Well, why not tax all those millionaires and billionaires to close the budget gap? J.P. O’Rourke said it with more humor: Why not “eat the rich”? We could certainly appeal to the Occupy Wall Street crowd and maybe get ourselves some favorable treatment on MSNBC. Who knows, by yelling “soak the rich” we might even send some shivers up and down Chris Matthews’ leg.
Decades of government intervention into economic activity have produced economic distortions, sluggish growth, an unsupportable debt burden, and a rotten financial structure ready to collapse of its own dead weight. In spite of that record, most Europeans want more government. That’s their choice. Like it or not, sooner or later, we reap what we sow.
"These people want to put their education to good use... not have it wasted on a slave wage position."
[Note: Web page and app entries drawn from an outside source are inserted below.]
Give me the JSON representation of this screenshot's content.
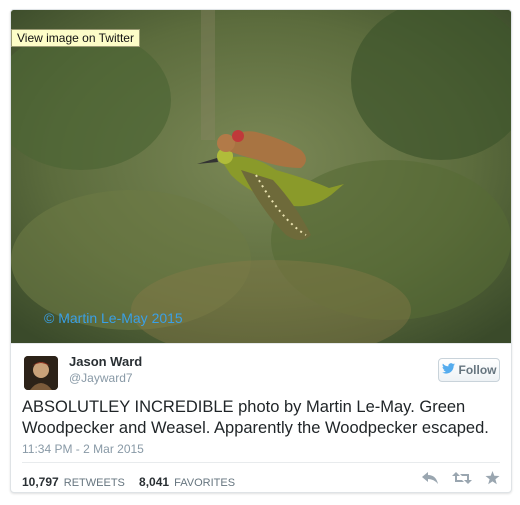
{
  "tooltip": "View image on Twitter",
  "photo_credit": "© Martin Le-May 2015",
  "author": {
    "name": "Jason Ward",
    "handle": "@Jayward7"
  },
  "follow_label": "Follow",
  "tweet_text": "ABSOLUTLEY INCREDIBLE photo by Martin Le-May. Green Woodpecker and Weasel. Apparently the Woodpecker escaped.",
  "timestamp": "11:34 PM - 2 Mar 2015",
  "stats": {
    "retweets_count": "10,797",
    "retweets_label": "RETWEETS",
    "favorites_count": "8,041",
    "favorites_label": "FAVORITES"
  },
  "icons": {
    "reply": "reply-icon",
    "retweet": "retweet-icon",
    "favorite": "favorite-icon",
    "follow_bird": "twitter-bird-icon"
  },
  "colors": {
    "link": "#55acee",
    "credit": "#3aa0e6",
    "text": "#292f33",
    "muted": "#8899a6"
  }
}
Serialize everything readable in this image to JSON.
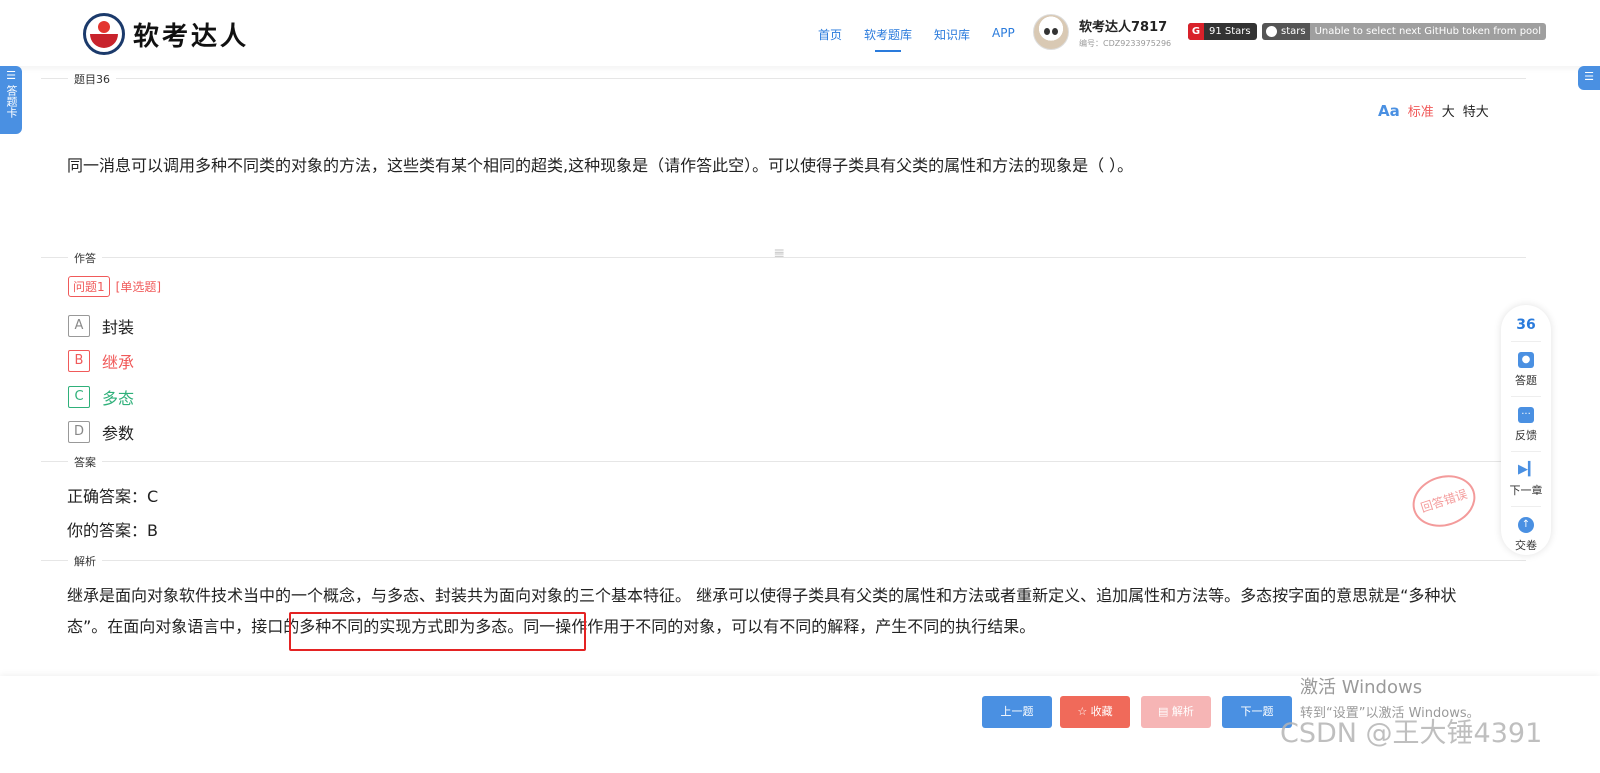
{
  "header": {
    "logo_text": "软考达人",
    "nav": [
      "首页",
      "软考题库",
      "知识库",
      "APP"
    ],
    "user_name": "软考达人7817",
    "user_id": "编号：CDZ9233975296",
    "stars_badge": "91 Stars",
    "gh_left": "stars",
    "gh_right": "Unable to select next GitHub token from pool"
  },
  "side": {
    "left_tab_label": "答题卡"
  },
  "sections": {
    "question": "题目36",
    "answer_area": "作答",
    "answer": "答案",
    "analysis": "解析"
  },
  "font_size": {
    "options": [
      "标准",
      "大",
      "特大"
    ],
    "active": "标准"
  },
  "question_text": "同一消息可以调用多种不同类的对象的方法，这些类有某个相同的超类,这种现象是（请作答此空）。可以使得子类具有父类的属性和方法的现象是（ ）。",
  "question_tag": {
    "number": "问题1",
    "type": "[单选题]"
  },
  "options": [
    {
      "key": "A",
      "label": "封装",
      "state": "normal"
    },
    {
      "key": "B",
      "label": "继承",
      "state": "wrong"
    },
    {
      "key": "C",
      "label": "多态",
      "state": "right"
    },
    {
      "key": "D",
      "label": "参数",
      "state": "normal"
    }
  ],
  "answer": {
    "correct": "正确答案：C",
    "yours": "你的答案：B",
    "stamp": "回答错误"
  },
  "analysis_text": "继承是面向对象软件技术当中的一个概念，与多态、封装共为面向对象的三个基本特征。 继承可以使得子类具有父类的属性和方法或者重新定义、追加属性和方法等。多态按字面的意思就是“多种状态”。在面向对象语言中，接口的多种不同的实现方式即为多态。同一操作作用于不同的对象，可以有不同的解释，产生不同的执行结果。",
  "tools": {
    "count": "36",
    "answer": "答题",
    "feedback": "反馈",
    "next_chapter": "下一章",
    "submit": "交卷"
  },
  "bottom": {
    "prev": "上一题",
    "fav": "☆ 收藏",
    "analysis": "▤ 解析",
    "next": "下一题"
  },
  "watermark": {
    "line1": "激活 Windows",
    "line2": "转到“设置”以激活 Windows。",
    "csdn": "CSDN @王大锤4391"
  },
  "colors": {
    "primary": "#4a90e2",
    "wrong": "#f05a5a",
    "right": "#2fb07a",
    "highlight_box": "#e42323"
  }
}
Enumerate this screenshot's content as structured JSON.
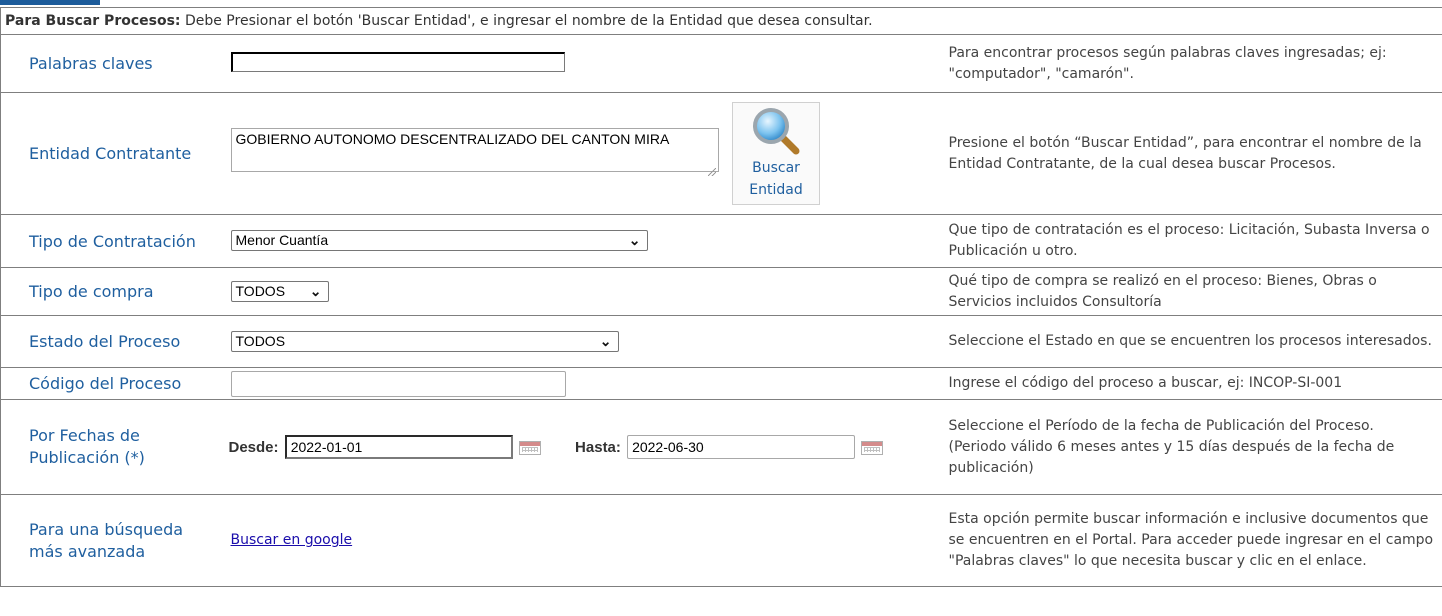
{
  "instruction": {
    "prefix": "Para Buscar Procesos:",
    "text": " Debe Presionar el botón 'Buscar Entidad', e ingresar el nombre de la Entidad que desea consultar."
  },
  "fields": {
    "keywords": {
      "label": "Palabras claves",
      "value": "",
      "help": "Para encontrar procesos según palabras claves ingresadas; ej: \"computador\", \"camarón\"."
    },
    "entity": {
      "label": "Entidad Contratante",
      "value": "GOBIERNO AUTONOMO DESCENTRALIZADO DEL CANTON MIRA",
      "button_line1": "Buscar",
      "button_line2": "Entidad",
      "help": "Presione el botón “Buscar Entidad”, para encontrar el nombre de la Entidad Contratante, de la cual desea buscar Procesos."
    },
    "contract_type": {
      "label": "Tipo de Contratación",
      "selected": "Menor Cuantía",
      "help": "Que tipo de contratación es el proceso: Licitación, Subasta Inversa o Publicación u otro."
    },
    "purchase_type": {
      "label": "Tipo de compra",
      "selected": "TODOS",
      "help": "Qué tipo de compra se realizó en el proceso: Bienes, Obras o Servicios incluidos Consultoría"
    },
    "process_state": {
      "label": "Estado del Proceso",
      "selected": "TODOS",
      "help": "Seleccione el Estado en que se encuentren los procesos interesados."
    },
    "process_code": {
      "label": "Código del Proceso",
      "value": "",
      "help": "Ingrese el código del proceso a buscar, ej: INCOP-SI-001"
    },
    "dates": {
      "label_line1": "Por Fechas de",
      "label_line2": "Publicación (*)",
      "from_label": "Desde:",
      "from_value": "2022-01-01",
      "to_label": "Hasta:",
      "to_value": "2022-06-30",
      "help_line1": "Seleccione el Período de la fecha de Publicación del Proceso.",
      "help_line2": "(Periodo válido 6 meses antes y 15 días después de la fecha de publicación)"
    },
    "advanced": {
      "label_line1": "Para una búsqueda",
      "label_line2": "más avanzada",
      "link": "Buscar en google",
      "help": "Esta opción permite buscar información e inclusive documentos que se encuentren en el Portal. Para acceder puede ingresar en el campo \"Palabras claves\" lo que necesita buscar y clic en el enlace."
    }
  }
}
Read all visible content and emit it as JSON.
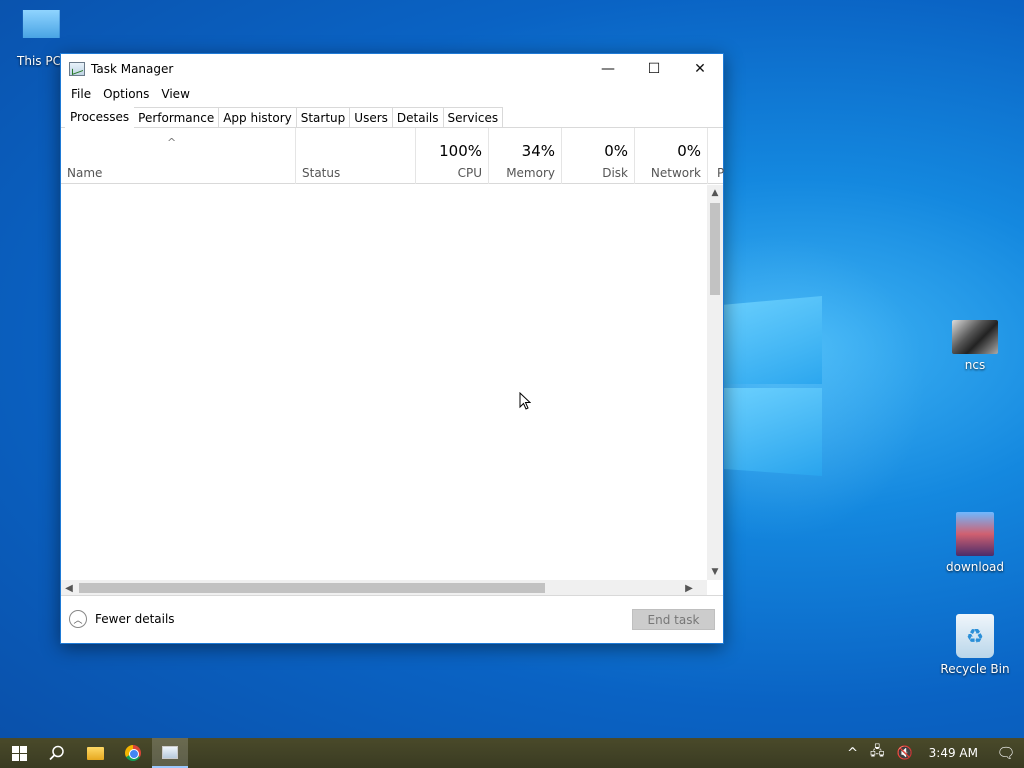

At the Occupy Phoenix demonstrations, fliers encourage protesters to violently resist police officers, asserting that "you will usually have only two options: submit, or kill the cop." At Zuccotti Park in Manhattan, an Occupy Wall Street protester was sexually assaulted in her tent; according to the New York Post, a woman was raped at the same site a few weeks earlier.
The Occupy Wall Street movement, and its host of copycat imitators around the country have garnered much attention recently. They have been largely lauded by the mainstream media, who have explained that the occupiers are idealistic youth guided by altruism and concern for the downtrodden.
"Don't touch me!" the man in the wheelchair shouted to stop me from placing my hand on what used to be his left arm.
It's called the Taranto Principle, and it's now being employed by the Kultursmogists to blanket the country in a preposterosity: namely that the Tea Partyers and the Occupy Wall Street crowd have much in common. So go ahead, loyal Democrats, and take up the Occupiers' anger.
The mirror into modern-day America created by the "occupiers" who have taken to the streets reveals painful images and insights for those committed to traditional American values. Even without a clear, core message, most Americans can identify with the anger at those who have contributed to our broken economy. But many tax-paying Americans are equally fed up with the stream of complaints from the self-obsessed protestors who want their debts forgiven and the "rich" to pay for their "free" education.
We have entered a new phase of the endless Occupy Wall Street sleepover. Not working is hard work.
Last month I wrote about creating more jobs by not worrying about inequality and putting aside class envy. One reader responded by asking whether I truly understood the debilitating effects of inequality and the anger it can cause. Oh yes, I know.
The trash generated by the "Occupy Wall Street" protests keeps piling up. So do the bills. Liberal media outlets claim the anarchic, anti-capitalist movement is more popular than the tea party. But wait until Americans across the country get a full picture of the costs of the aimless occupiers.
The unemployed among them complain that the jobs available to them are beneath them. This bunch seems to be living under the delusion that simply by virtue of having been born they are entitled to immediate arrival at the boardroom level with appropriate compensation.
Al Sharpton, Nancy Pelosi, different leaders of varied labor unions -- pour it on, folks! Show your political solidarity with all the "occupations" going on around the country! Speak to us in anguished tones about the awfulness of free market mechanisms like banks and the horror of earning more money than someone else.
Right now, New York is under siege by a bunch of spoiled jerks who demand everything they want while doing nothing to deserve it.
“…You don’t see CEO’s driving to work in a junky old Honda like I am. They’re driving Bentley’s. And I want MY BENTLEY! And I want it NOW!”
Socialism – the abolishment of private property – sometimes advances at the point of a gun. At other times, it advances by co-opting the language of freedom.
Sarah Palin’s new book, <i>America By Heart</i>, comes out today, and any American who believes in faith, family, love of country and even history, will enjoy reading it.